(Dataset rows for apps and sites)
++++++

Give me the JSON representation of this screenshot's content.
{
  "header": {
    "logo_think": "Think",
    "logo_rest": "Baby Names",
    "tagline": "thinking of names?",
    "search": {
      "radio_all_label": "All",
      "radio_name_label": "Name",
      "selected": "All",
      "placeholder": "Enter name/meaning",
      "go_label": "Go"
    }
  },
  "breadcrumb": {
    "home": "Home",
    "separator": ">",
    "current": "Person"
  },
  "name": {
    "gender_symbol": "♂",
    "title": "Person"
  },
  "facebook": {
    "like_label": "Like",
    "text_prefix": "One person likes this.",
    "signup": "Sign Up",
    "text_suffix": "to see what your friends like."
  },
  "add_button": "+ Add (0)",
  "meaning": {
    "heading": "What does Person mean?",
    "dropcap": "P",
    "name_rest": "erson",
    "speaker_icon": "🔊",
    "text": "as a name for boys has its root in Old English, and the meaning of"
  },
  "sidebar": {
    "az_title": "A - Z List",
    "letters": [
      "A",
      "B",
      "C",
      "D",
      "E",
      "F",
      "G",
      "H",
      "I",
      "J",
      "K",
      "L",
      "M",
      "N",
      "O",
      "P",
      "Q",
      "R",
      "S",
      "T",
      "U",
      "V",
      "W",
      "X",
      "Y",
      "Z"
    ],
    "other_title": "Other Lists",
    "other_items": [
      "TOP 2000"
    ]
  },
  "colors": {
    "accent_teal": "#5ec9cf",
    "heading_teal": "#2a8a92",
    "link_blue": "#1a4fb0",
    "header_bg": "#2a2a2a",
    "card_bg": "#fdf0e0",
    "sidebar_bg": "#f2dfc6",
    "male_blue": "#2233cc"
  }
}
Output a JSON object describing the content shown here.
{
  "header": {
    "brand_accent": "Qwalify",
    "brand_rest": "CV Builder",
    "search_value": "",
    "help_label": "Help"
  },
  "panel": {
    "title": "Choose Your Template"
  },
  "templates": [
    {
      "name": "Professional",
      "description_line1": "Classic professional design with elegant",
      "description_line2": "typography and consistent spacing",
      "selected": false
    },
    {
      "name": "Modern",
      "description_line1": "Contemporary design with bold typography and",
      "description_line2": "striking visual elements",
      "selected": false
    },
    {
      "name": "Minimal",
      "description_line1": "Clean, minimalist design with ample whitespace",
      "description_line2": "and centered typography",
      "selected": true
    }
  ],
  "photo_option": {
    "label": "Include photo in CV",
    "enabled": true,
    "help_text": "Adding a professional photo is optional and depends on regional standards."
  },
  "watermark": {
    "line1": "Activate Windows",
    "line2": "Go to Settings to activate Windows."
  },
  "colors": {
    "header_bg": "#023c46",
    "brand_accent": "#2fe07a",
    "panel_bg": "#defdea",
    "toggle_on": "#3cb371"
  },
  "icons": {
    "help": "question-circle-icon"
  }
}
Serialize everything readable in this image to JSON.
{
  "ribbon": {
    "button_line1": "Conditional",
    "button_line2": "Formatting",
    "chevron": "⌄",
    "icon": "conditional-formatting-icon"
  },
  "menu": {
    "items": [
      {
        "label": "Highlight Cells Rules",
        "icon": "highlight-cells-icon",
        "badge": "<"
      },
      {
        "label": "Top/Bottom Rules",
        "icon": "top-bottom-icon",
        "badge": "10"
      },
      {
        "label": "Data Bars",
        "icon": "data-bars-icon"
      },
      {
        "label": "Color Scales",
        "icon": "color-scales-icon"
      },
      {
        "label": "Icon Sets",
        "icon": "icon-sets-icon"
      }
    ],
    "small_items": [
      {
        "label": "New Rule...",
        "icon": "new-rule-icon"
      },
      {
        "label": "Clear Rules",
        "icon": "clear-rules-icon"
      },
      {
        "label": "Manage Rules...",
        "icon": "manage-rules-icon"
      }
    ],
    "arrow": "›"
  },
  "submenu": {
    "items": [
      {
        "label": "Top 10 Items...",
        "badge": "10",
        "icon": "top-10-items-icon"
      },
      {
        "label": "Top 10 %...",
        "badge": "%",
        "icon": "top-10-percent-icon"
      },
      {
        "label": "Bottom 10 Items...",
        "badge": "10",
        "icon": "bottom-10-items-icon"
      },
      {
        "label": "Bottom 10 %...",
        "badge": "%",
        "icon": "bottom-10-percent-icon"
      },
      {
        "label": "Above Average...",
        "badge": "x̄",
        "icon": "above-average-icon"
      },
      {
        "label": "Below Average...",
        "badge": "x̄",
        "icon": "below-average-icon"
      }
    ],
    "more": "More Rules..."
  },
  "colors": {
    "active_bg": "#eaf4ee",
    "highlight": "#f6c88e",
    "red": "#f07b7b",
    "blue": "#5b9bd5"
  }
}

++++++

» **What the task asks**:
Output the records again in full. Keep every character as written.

» **Exercise solution**:
Give me the JSON representation of this screenshot's content.
{
  "header": {
    "logo_think": "Think",
    "logo_rest": "Baby Names",
    "tagline": "thinking of names?",
    "search": {
      "radio_all_label": "All",
      "radio_name_label": "Name",
      "selected": "All",
      "placeholder": "Enter name/meaning",
      "go_label": "Go"
    }
  },
  "breadcrumb": {
    "home": "Home",
    "separator": ">",
    "current": "Person"
  },
  "name": {
    "gender_symbol": "♂",
    "title": "Person"
  },
  "facebook": {
    "like_label": "Like",
    "text_prefix": "One person likes this.",
    "signup": "Sign Up",
    "text_suffix": "to see what your friends like."
  },
  "add_button": "+ Add (0)",
  "meaning": {
    "heading": "What does Person mean?",
    "dropcap": "P",
    "name_rest": "erson",
    "speaker_icon": "🔊",
    "text": "as a name for boys has its root in Old English, and the meaning of"
  },
  "sidebar": {
    "az_title": "A - Z List",
    "letters": [
      "A",
      "B",
      "C",
      "D",
      "E",
      "F",
      "G",
      "H",
      "I",
      "J",
      "K",
      "L",
      "M",
      "N",
      "O",
      "P",
      "Q",
      "R",
      "S",
      "T",
      "U",
      "V",
      "W",
      "X",
      "Y",
      "Z"
    ],
    "other_title": "Other Lists",
    "other_items": [
      "TOP 2000"
    ]
  },
  "colors": {
    "accent_teal": "#5ec9cf",
    "heading_teal": "#2a8a92",
    "link_blue": "#1a4fb0",
    "header_bg": "#2a2a2a",
    "card_bg": "#fdf0e0",
    "sidebar_bg": "#f2dfc6",
    "male_blue": "#2233cc"
  }
}
Output a JSON object describing the content shown here.
{
  "header": {
    "brand_accent": "Qwalify",
    "brand_rest": "CV Builder",
    "search_value": "",
    "help_label": "Help"
  },
  "panel": {
    "title": "Choose Your Template"
  },
  "templates": [
    {
      "name": "Professional",
      "description_line1": "Classic professional design with elegant",
      "description_line2": "typography and consistent spacing",
      "selected": false
    },
    {
      "name": "Modern",
      "description_line1": "Contemporary design with bold typography and",
      "description_line2": "striking visual elements",
      "selected": false
    },
    {
      "name": "Minimal",
      "description_line1": "Clean, minimalist design with ample whitespace",
      "description_line2": "and centered typography",
      "selected": true
    }
  ],
  "photo_option": {
    "label": "Include photo in CV",
    "enabled": true,
    "help_text": "Adding a professional photo is optional and depends on regional standards."
  },
  "watermark": {
    "line1": "Activate Windows",
    "line2": "Go to Settings to activate Windows."
  },
  "colors": {
    "header_bg": "#023c46",
    "brand_accent": "#2fe07a",
    "panel_bg": "#defdea",
    "toggle_on": "#3cb371"
  },
  "icons": {
    "help": "question-circle-icon"
  }
}
Serialize everything readable in this image to JSON.
{
  "ribbon": {
    "button_line1": "Conditional",
    "button_line2": "Formatting",
    "chevron": "⌄",
    "icon": "conditional-formatting-icon"
  },
  "menu": {
    "items": [
      {
        "label": "Highlight Cells Rules",
        "icon": "highlight-cells-icon",
        "badge": "<"
      },
      {
        "label": "Top/Bottom Rules",
        "icon": "top-bottom-icon",
        "badge": "10"
      },
      {
        "label": "Data Bars",
        "icon": "data-bars-icon"
      },
      {
        "label": "Color Scales",
        "icon": "color-scales-icon"
      },
      {
        "label": "Icon Sets",
        "icon": "icon-sets-icon"
      }
    ],
    "small_items": [
      {
        "label": "New Rule...",
        "icon": "new-rule-icon"
      },
      {
        "label": "Clear Rules",
        "icon": "clear-rules-icon"
      },
      {
        "label": "Manage Rules...",
        "icon": "manage-rules-icon"
      }
    ],
    "arrow": "›"
  },
  "submenu": {
    "items": [
      {
        "label": "Top 10 Items...",
        "badge": "10",
        "icon": "top-10-items-icon"
      },
      {
        "label": "Top 10 %...",
        "badge": "%",
        "icon": "top-10-percent-icon"
      },
      {
        "label": "Bottom 10 Items...",
        "badge": "10",
        "icon": "bottom-10-items-icon"
      },
      {
        "label": "Bottom 10 %...",
        "badge": "%",
        "icon": "bottom-10-percent-icon"
      },
      {
        "label": "Above Average...",
        "badge": "x̄",
        "icon": "above-average-icon"
      },
      {
        "label": "Below Average...",
        "badge": "x̄",
        "icon": "below-average-icon"
      }
    ],
    "more": "More Rules..."
  },
  "colors": {
    "active_bg": "#eaf4ee",
    "highlight": "#f6c88e",
    "red": "#f07b7b",
    "blue": "#5b9bd5"
  }
}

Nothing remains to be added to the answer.